*TASK DATA*:
+ + + + + + +
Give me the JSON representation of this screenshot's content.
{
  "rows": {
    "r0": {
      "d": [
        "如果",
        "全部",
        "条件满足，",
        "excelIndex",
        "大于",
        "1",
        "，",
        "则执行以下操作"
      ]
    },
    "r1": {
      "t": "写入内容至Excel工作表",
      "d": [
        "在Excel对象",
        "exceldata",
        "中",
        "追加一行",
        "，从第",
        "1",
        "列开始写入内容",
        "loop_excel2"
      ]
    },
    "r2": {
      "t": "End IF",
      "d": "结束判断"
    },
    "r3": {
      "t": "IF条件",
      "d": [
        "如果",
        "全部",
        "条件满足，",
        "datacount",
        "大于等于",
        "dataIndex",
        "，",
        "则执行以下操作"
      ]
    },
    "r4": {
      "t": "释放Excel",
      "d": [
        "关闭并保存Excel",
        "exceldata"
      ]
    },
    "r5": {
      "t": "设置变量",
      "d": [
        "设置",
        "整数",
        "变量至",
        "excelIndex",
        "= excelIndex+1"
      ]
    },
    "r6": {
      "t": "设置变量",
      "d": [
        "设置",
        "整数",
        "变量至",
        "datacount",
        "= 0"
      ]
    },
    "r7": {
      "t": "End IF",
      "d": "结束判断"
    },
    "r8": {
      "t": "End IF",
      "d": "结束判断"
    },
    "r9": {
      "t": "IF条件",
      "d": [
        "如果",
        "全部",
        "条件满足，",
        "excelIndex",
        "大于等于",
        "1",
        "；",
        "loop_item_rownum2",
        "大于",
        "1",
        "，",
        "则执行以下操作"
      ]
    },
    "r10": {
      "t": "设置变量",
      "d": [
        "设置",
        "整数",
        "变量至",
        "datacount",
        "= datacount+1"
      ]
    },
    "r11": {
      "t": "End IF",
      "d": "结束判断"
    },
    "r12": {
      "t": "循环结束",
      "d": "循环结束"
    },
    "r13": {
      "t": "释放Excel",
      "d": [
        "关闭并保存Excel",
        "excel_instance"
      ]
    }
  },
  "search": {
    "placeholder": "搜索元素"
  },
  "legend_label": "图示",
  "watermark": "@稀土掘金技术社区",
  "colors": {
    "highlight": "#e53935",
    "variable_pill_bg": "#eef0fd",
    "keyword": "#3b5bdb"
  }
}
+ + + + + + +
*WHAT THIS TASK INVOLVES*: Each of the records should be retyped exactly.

*SOLUTION TO THE EXERCISE*:
Give me the JSON representation of this screenshot's content.
{
  "rows": {
    "r0": {
      "d": [
        "如果",
        "全部",
        "条件满足，",
        "excelIndex",
        "大于",
        "1",
        "，",
        "则执行以下操作"
      ]
    },
    "r1": {
      "t": "写入内容至Excel工作表",
      "d": [
        "在Excel对象",
        "exceldata",
        "中",
        "追加一行",
        "，从第",
        "1",
        "列开始写入内容",
        "loop_excel2"
      ]
    },
    "r2": {
      "t": "End IF",
      "d": "结束判断"
    },
    "r3": {
      "t": "IF条件",
      "d": [
        "如果",
        "全部",
        "条件满足，",
        "datacount",
        "大于等于",
        "dataIndex",
        "，",
        "则执行以下操作"
      ]
    },
    "r4": {
      "t": "释放Excel",
      "d": [
        "关闭并保存Excel",
        "exceldata"
      ]
    },
    "r5": {
      "t": "设置变量",
      "d": [
        "设置",
        "整数",
        "变量至",
        "excelIndex",
        "= excelIndex+1"
      ]
    },
    "r6": {
      "t": "设置变量",
      "d": [
        "设置",
        "整数",
        "变量至",
        "datacount",
        "= 0"
      ]
    },
    "r7": {
      "t": "End IF",
      "d": "结束判断"
    },
    "r8": {
      "t": "End IF",
      "d": "结束判断"
    },
    "r9": {
      "t": "IF条件",
      "d": [
        "如果",
        "全部",
        "条件满足，",
        "excelIndex",
        "大于等于",
        "1",
        "；",
        "loop_item_rownum2",
        "大于",
        "1",
        "，",
        "则执行以下操作"
      ]
    },
    "r10": {
      "t": "设置变量",
      "d": [
        "设置",
        "整数",
        "变量至",
        "datacount",
        "= datacount+1"
      ]
    },
    "r11": {
      "t": "End IF",
      "d": "结束判断"
    },
    "r12": {
      "t": "循环结束",
      "d": "循环结束"
    },
    "r13": {
      "t": "释放Excel",
      "d": [
        "关闭并保存Excel",
        "excel_instance"
      ]
    }
  },
  "search": {
    "placeholder": "搜索元素"
  },
  "legend_label": "图示",
  "watermark": "@稀土掘金技术社区",
  "colors": {
    "highlight": "#e53935",
    "variable_pill_bg": "#eef0fd",
    "keyword": "#3b5bdb"
  }
}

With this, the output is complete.